Warnings to the UK public that they have two weeks to protect their computers from the Gameover Zeus malware have caused advice site Get Safe Online be unavailable for almost 12 hours due to huge demand.
On Monday, the UK's National Crime Agency (NCA) together with other enforcement agencies such as the FBI and Europol announced they had taken control of the Gameover botnet, temporarily disabling it.
GameOver Zeus is malware that installs itself on a victim's machine, often having been installed by the target unwittingly via a phishing attack. Once inside, the tool monitors the key strokes made by users when accessing internet services such as online banking, enabling the criminals behind the malware to access accounts.
Experts believe between 500,000 and one million computers are infected, and the FBI estimates $100m has been lost by individuals and businesses around the world.
The takedown is likely to only last a few weeks before the crooks are able to get the malware back up and running, so computer users have been urged to purge and protect their systems, with Get Safe Online cited as a good source of advice on how to do this.
However, despite anticipating a huge surge in traffic, the organisation was ill-prepared for the traffic deluge, leading to it being unavailable for almost the entire time since the warning was made.

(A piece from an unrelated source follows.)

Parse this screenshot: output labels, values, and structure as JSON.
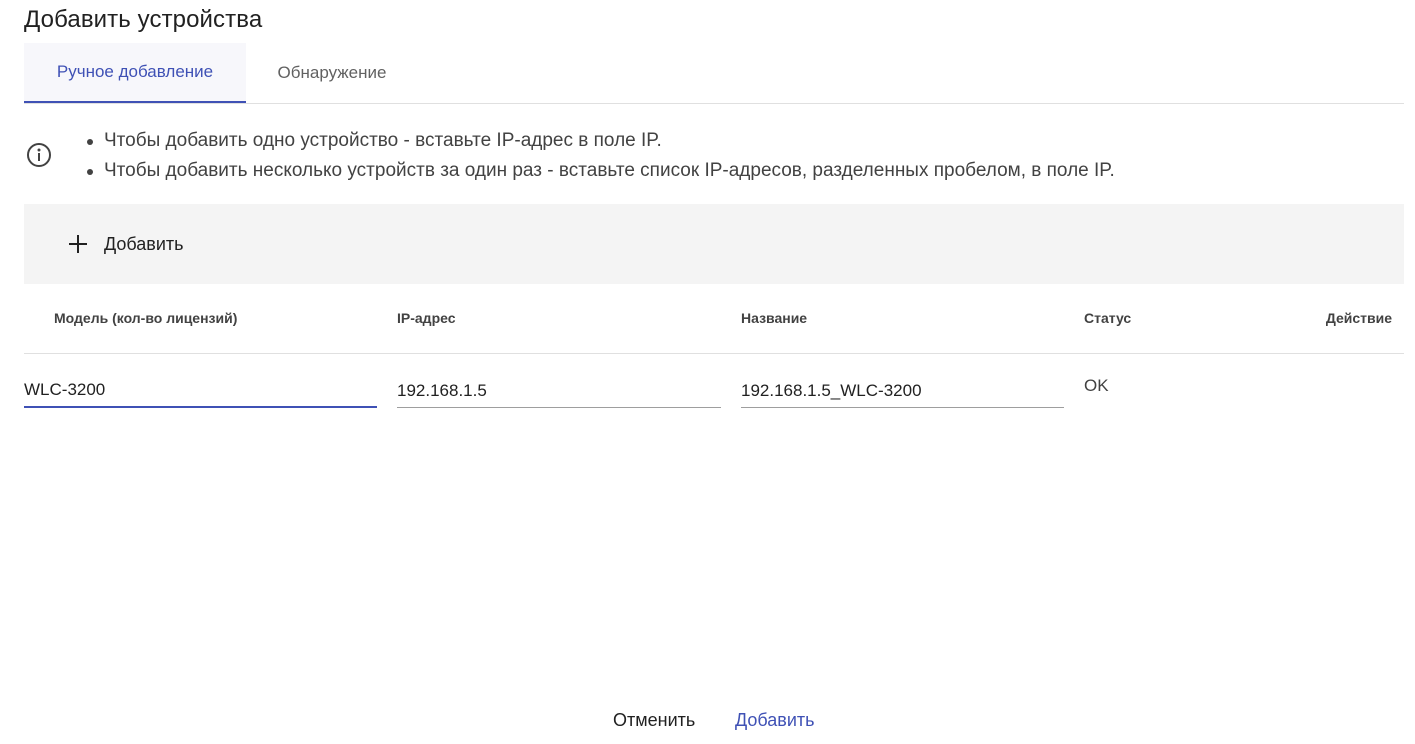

Get Safe Online told V3: “Although we took advance action to increase our website capacity before the announcement was made there has been an unprecedented demand for the information.
“It’s really encouraging that people are taking their online safety seriously and we are sorry that the advice hasn’t been accessible via the website.”
Cotton seedling freezes to death as Chang'e-4 shuts down for the Moon's 14-day lunar night
Fortnite easily out-earns PUBG, Assassin's Creed Odyssey and Red Dead Redemption 2 in 2018
Meteor showers as a service will be visible for about 100 kilometres in all directions
Saturn's rings only formed in the past 100 million years, suggests analysis of Cassini space probe data
New findings contradict conventional belief that Saturn's rings were formed along with the planet about 4.5 billion years ago